• [Work to complete]: What is needed here is an exact copy of all the records below.

[Element data from apps and pages]
=== Section Start ===
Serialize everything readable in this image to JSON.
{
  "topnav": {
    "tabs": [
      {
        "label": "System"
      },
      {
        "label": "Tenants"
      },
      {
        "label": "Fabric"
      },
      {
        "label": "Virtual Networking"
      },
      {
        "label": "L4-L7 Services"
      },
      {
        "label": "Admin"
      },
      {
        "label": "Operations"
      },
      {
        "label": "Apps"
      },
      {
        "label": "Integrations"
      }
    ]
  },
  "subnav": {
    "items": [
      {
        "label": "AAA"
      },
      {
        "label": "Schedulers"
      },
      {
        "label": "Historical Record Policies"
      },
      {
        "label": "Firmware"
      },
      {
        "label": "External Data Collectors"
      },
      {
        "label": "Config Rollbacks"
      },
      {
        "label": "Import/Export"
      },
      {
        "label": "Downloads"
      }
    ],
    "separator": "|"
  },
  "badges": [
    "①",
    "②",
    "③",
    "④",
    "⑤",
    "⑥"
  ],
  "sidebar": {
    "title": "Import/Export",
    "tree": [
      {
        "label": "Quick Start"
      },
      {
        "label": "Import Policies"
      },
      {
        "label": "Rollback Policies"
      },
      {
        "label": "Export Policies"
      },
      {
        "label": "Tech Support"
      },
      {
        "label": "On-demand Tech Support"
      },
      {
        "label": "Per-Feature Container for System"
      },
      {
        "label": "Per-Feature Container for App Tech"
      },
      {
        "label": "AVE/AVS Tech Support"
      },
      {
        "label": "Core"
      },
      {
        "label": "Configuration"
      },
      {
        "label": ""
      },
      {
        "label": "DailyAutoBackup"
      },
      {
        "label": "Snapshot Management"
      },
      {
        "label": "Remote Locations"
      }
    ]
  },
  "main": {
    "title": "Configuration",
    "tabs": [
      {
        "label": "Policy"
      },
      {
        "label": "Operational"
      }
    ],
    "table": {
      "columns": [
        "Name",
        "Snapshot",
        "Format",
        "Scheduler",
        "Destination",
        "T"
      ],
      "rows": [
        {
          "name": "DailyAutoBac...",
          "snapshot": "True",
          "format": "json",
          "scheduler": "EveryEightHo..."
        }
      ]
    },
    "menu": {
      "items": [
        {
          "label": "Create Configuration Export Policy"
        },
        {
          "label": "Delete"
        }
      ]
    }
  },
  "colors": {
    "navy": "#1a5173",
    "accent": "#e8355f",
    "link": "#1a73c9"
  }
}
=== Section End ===
• [Answer box]:
Serialize everything readable in this image to JSON.
{
  "topnav": {
    "tabs": [
      {
        "label": "System"
      },
      {
        "label": "Tenants"
      },
      {
        "label": "Fabric"
      },
      {
        "label": "Virtual Networking"
      },
      {
        "label": "L4-L7 Services"
      },
      {
        "label": "Admin"
      },
      {
        "label": "Operations"
      },
      {
        "label": "Apps"
      },
      {
        "label": "Integrations"
      }
    ]
  },
  "subnav": {
    "items": [
      {
        "label": "AAA"
      },
      {
        "label": "Schedulers"
      },
      {
        "label": "Historical Record Policies"
      },
      {
        "label": "Firmware"
      },
      {
        "label": "External Data Collectors"
      },
      {
        "label": "Config Rollbacks"
      },
      {
        "label": "Import/Export"
      },
      {
        "label": "Downloads"
      }
    ],
    "separator": "|"
  },
  "badges": [
    "①",
    "②",
    "③",
    "④",
    "⑤",
    "⑥"
  ],
  "sidebar": {
    "title": "Import/Export",
    "tree": [
      {
        "label": "Quick Start"
      },
      {
        "label": "Import Policies"
      },
      {
        "label": "Rollback Policies"
      },
      {
        "label": "Export Policies"
      },
      {
        "label": "Tech Support"
      },
      {
        "label": "On-demand Tech Support"
      },
      {
        "label": "Per-Feature Container for System"
      },
      {
        "label": "Per-Feature Container for App Tech"
      },
      {
        "label": "AVE/AVS Tech Support"
      },
      {
        "label": "Core"
      },
      {
        "label": "Configuration"
      },
      {
        "label": ""
      },
      {
        "label": "DailyAutoBackup"
      },
      {
        "label": "Snapshot Management"
      },
      {
        "label": "Remote Locations"
      }
    ]
  },
  "main": {
    "title": "Configuration",
    "tabs": [
      {
        "label": "Policy"
      },
      {
        "label": "Operational"
      }
    ],
    "table": {
      "columns": [
        "Name",
        "Snapshot",
        "Format",
        "Scheduler",
        "Destination",
        "T"
      ],
      "rows": [
        {
          "name": "DailyAutoBac...",
          "snapshot": "True",
          "format": "json",
          "scheduler": "EveryEightHo..."
        }
      ]
    },
    "menu": {
      "items": [
        {
          "label": "Create Configuration Export Policy"
        },
        {
          "label": "Delete"
        }
      ]
    }
  },
  "colors": {
    "navy": "#1a5173",
    "accent": "#e8355f",
    "link": "#1a73c9"
  }
}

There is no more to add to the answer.